[TASK INSTRUCTIONS] Reproduce each entry below exactly, without omitting any.

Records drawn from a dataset
----
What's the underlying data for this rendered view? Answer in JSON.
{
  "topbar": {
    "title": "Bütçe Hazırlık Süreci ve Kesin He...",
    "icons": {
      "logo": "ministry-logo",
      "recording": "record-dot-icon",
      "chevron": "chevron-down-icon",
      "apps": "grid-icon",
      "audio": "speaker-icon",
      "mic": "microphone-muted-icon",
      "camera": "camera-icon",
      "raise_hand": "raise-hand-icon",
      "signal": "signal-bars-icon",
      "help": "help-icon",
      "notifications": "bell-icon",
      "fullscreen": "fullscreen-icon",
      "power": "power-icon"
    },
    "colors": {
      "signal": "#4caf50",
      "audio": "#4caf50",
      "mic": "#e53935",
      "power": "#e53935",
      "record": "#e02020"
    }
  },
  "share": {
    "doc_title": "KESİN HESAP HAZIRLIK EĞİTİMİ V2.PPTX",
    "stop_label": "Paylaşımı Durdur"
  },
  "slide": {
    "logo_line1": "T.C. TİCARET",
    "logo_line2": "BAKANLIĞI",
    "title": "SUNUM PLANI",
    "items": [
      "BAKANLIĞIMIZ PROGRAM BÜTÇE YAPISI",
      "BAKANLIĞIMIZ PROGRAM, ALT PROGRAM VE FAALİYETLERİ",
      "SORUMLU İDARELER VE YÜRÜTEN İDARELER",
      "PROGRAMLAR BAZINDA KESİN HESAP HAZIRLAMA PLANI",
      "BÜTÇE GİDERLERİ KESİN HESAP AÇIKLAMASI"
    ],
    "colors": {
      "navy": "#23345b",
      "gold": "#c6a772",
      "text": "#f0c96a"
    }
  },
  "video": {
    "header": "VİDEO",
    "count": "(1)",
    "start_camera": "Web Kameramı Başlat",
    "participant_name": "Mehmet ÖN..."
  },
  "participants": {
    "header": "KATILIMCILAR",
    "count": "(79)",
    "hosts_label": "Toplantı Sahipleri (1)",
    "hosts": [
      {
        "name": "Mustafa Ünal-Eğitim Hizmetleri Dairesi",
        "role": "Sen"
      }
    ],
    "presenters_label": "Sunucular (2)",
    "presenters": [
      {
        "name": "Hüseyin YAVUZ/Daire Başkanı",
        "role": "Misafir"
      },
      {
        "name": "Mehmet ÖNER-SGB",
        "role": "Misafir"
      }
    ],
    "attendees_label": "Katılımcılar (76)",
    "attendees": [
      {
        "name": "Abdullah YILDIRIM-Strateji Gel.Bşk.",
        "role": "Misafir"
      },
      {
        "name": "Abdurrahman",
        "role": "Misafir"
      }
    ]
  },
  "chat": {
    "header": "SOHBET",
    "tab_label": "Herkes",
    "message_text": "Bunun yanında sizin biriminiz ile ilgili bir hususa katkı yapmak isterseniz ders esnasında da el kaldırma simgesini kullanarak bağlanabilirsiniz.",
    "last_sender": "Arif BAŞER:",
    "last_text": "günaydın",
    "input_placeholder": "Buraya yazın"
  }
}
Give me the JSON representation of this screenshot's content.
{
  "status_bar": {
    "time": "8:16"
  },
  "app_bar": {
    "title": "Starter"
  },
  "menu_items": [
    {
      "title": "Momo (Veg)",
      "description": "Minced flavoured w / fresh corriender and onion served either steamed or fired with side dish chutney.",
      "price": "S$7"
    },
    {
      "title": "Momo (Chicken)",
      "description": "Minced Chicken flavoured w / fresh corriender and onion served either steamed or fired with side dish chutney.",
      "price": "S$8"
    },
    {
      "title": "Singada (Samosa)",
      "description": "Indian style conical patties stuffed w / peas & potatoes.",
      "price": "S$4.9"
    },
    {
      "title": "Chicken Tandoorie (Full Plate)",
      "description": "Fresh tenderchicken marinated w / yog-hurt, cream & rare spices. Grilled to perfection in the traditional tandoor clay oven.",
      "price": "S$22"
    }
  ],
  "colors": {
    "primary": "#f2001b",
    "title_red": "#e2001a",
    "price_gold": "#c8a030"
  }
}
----
[SOLUTION FOR THIS PROBLEM]
What's the underlying data for this rendered view? Answer in JSON.
{
  "topbar": {
    "title": "Bütçe Hazırlık Süreci ve Kesin He...",
    "icons": {
      "logo": "ministry-logo",
      "recording": "record-dot-icon",
      "chevron": "chevron-down-icon",
      "apps": "grid-icon",
      "audio": "speaker-icon",
      "mic": "microphone-muted-icon",
      "camera": "camera-icon",
      "raise_hand": "raise-hand-icon",
      "signal": "signal-bars-icon",
      "help": "help-icon",
      "notifications": "bell-icon",
      "fullscreen": "fullscreen-icon",
      "power": "power-icon"
    },
    "colors": {
      "signal": "#4caf50",
      "audio": "#4caf50",
      "mic": "#e53935",
      "power": "#e53935",
      "record": "#e02020"
    }
  },
  "share": {
    "doc_title": "KESİN HESAP HAZIRLIK EĞİTİMİ V2.PPTX",
    "stop_label": "Paylaşımı Durdur"
  },
  "slide": {
    "logo_line1": "T.C. TİCARET",
    "logo_line2": "BAKANLIĞI",
    "title": "SUNUM PLANI",
    "items": [
      "BAKANLIĞIMIZ PROGRAM BÜTÇE YAPISI",
      "BAKANLIĞIMIZ PROGRAM, ALT PROGRAM VE FAALİYETLERİ",
      "SORUMLU İDARELER VE YÜRÜTEN İDARELER",
      "PROGRAMLAR BAZINDA KESİN HESAP HAZIRLAMA PLANI",
      "BÜTÇE GİDERLERİ KESİN HESAP AÇIKLAMASI"
    ],
    "colors": {
      "navy": "#23345b",
      "gold": "#c6a772",
      "text": "#f0c96a"
    }
  },
  "video": {
    "header": "VİDEO",
    "count": "(1)",
    "start_camera": "Web Kameramı Başlat",
    "participant_name": "Mehmet ÖN..."
  },
  "participants": {
    "header": "KATILIMCILAR",
    "count": "(79)",
    "hosts_label": "Toplantı Sahipleri (1)",
    "hosts": [
      {
        "name": "Mustafa Ünal-Eğitim Hizmetleri Dairesi",
        "role": "Sen"
      }
    ],
    "presenters_label": "Sunucular (2)",
    "presenters": [
      {
        "name": "Hüseyin YAVUZ/Daire Başkanı",
        "role": "Misafir"
      },
      {
        "name": "Mehmet ÖNER-SGB",
        "role": "Misafir"
      }
    ],
    "attendees_label": "Katılımcılar (76)",
    "attendees": [
      {
        "name": "Abdullah YILDIRIM-Strateji Gel.Bşk.",
        "role": "Misafir"
      },
      {
        "name": "Abdurrahman",
        "role": "Misafir"
      }
    ]
  },
  "chat": {
    "header": "SOHBET",
    "tab_label": "Herkes",
    "message_text": "Bunun yanında sizin biriminiz ile ilgili bir hususa katkı yapmak isterseniz ders esnasında da el kaldırma simgesini kullanarak bağlanabilirsiniz.",
    "last_sender": "Arif BAŞER:",
    "last_text": "günaydın",
    "input_placeholder": "Buraya yazın"
  }
}
Give me the JSON representation of this screenshot's content.
{
  "status_bar": {
    "time": "8:16"
  },
  "app_bar": {
    "title": "Starter"
  },
  "menu_items": [
    {
      "title": "Momo (Veg)",
      "description": "Minced flavoured w / fresh corriender and onion served either steamed or fired with side dish chutney.",
      "price": "S$7"
    },
    {
      "title": "Momo (Chicken)",
      "description": "Minced Chicken flavoured w / fresh corriender and onion served either steamed or fired with side dish chutney.",
      "price": "S$8"
    },
    {
      "title": "Singada (Samosa)",
      "description": "Indian style conical patties stuffed w / peas & potatoes.",
      "price": "S$4.9"
    },
    {
      "title": "Chicken Tandoorie (Full Plate)",
      "description": "Fresh tenderchicken marinated w / yog-hurt, cream & rare spices. Grilled to perfection in the traditional tandoor clay oven.",
      "price": "S$22"
    }
  ],
  "colors": {
    "primary": "#f2001b",
    "title_red": "#e2001a",
    "price_gold": "#c8a030"
  }
}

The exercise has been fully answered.